Palm Springs has a conflicted relationship with good taste. The town is a somewhat self-conscious shrine to the Mid-Century Modern aesthetic, with houses, bank buildings and diners reflecting that artistic movement. Design shops up and down Palm Canyon Drive offer stylish household accessories to the L.A. expatriate set. There's a top-notch art museum right downtown with pieces by Rauschenberg and Bourgeois in its permanent collection. And then you can walk out of the museum and find the local take on the Hollywood Walk of Fame, stars sunk into the sidewalk emblazoned with names of local notables, insurance brokers and restaurateurs sprinkled among the entertainers. The stars run right past an Uncanny-Valley-inducing statue of former mayor Sonny Bono.
It's directly on this cusp between tasteful and tacky that Seward Johnson's "Forever Marilyn" will plant its oversized sandals in the vacant Desert Fashion Plaza, in a spot approximately equidistant from the Art Museum's Chihulys and the California Pizza Kitchen.
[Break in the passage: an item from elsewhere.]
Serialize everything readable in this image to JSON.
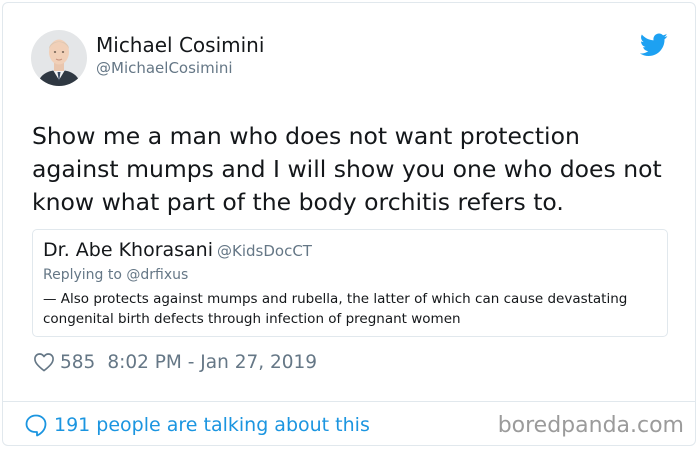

The sculpture, which depicts the iconic subway grate scene from the film "The Seven Year Itch," unveiled last July in Chicago's Pioneer Court. It immediately met with near-universal derision from art and architecture critics. Virtualtourist.com dubbed it the worst piece of public art in the United States, handily beating Minneapolis' Mary Tyler Moore statue and the sculpture of Elizabeth Montgomery as TV witch Samantha Stevens in Salem, Massachusetts.
Chicago Sun-Times columnist Richard Roeper pulled no punches in his description of the piece:
Imagine gingerly walking down the rickety stairs of some musty, un-air-conditioned "antiques and collectibles" shop on some Main Street in a town that has seen better days. Imagine stepping past the old magazines and comic books and coming across an amateurish figurine of Monroe in her most famous pose from "The Seven-Year Itch," with a price tag of 89 cents. Now imagine that thing coming to life, springing to a 26-foot height and planting itself in the heart of one of the most magnificent stretches in downtown Chicago. That's what we're stuck with.
Twenty-six feet tall and some 30,000 pounds, in fact, with a skirt billowing far enough to serve as a taxi shelter. Roeper has a point about the quality of the likeness as well. Offered a close shot of "Forever Marilyn's" face without any of the context, a person might mistake her for an intern at the Dallas GOP headquarters. She looks much more country club than subway grate.
Not that many people in Chicago spent a lot of time looking at her face. The other main thing that bothered Chicagoans about the piece was that it provided a 24/7 opportunity for public upskirt gawkery. As a Chicago friend wrote me when I mentioned the statue's looming arrival in Palm Springs,
Our gift to you, my friend. Enjoy learning how disgusting your fellow citizens are every time you walk past.
Whether for engaging in adolescent jokery or using Marilyn's billowing skirt as an impromptu rain shelter, tourists in Chicago rapidly made Johnson's sculpture the most-photographed object in the Windy City. That's likely to happen in Palm Springs as well, likely a boon in the minds of the boosters on the Chamber of Commerce. Though tourists here will likely use it as a source of shade rather than as a rain shelter.
Local discussion of the statue's tenure here -- it'll remain until Summer, 2013 -- has split pretty much along the same lines, with tourism boosters lauding its arrival and people in the arts community smiling politely through tightly clenched teeth. Comments have been flying in both directions on local websites, with both opponents and supporters of the work citing Monroe's connections to Palm Springs as justification for their positions. (Monroe was discovered in town, and owned a home here for a time.)
More Art Around Palm Springs
There's room for lowbrow art in Palm Springs. Southern California artist Josh Agle, better known as Shag, has a popular store in town, and his exuberant celebration of the lowbrow end of the Modernist aesthetic is completely in keeping with the best of the Palm Springs art world. There's room for camp as well, though few of the statue's supporters seem to be doing so ironically. And of course art doesn't have to be good to be loved. This isn't the first time Seward Johnson has been accused of kitschmongering, and it likely won't be the last. Once that oversized skirt is raised later this month, it's likely that gawkers and the eye-rollers will each find their points of view justified. There's no accounting for taste.
But really, Palm Springs. Come on. We've got a thriving community of talented artists right in town. We're a half hour from the amazing network of sculptors and other artists working in the environs of Joshua Tree, and two hours from one of the largest creative communities on the planet. We could so easily have had a piece of world class art here, one that wouldn't have been more at home in that theme park in Anaheim.
Forever Marilyn will definitely attract attention in Palm Springs. If that's your measure of artistic success, I can refer you to a lot of car accidents you might enjoy. If not, well, at least Forever Marilyn won't be here Forever.
Chris Clarke is an environmental writer of two decades standing. Director of Desert Biodiversity, he writes from Palm Springs regularly at his acclaimed blog Coyote Crossing and comments on desert issues on KCET weekly. Read his recent posts here.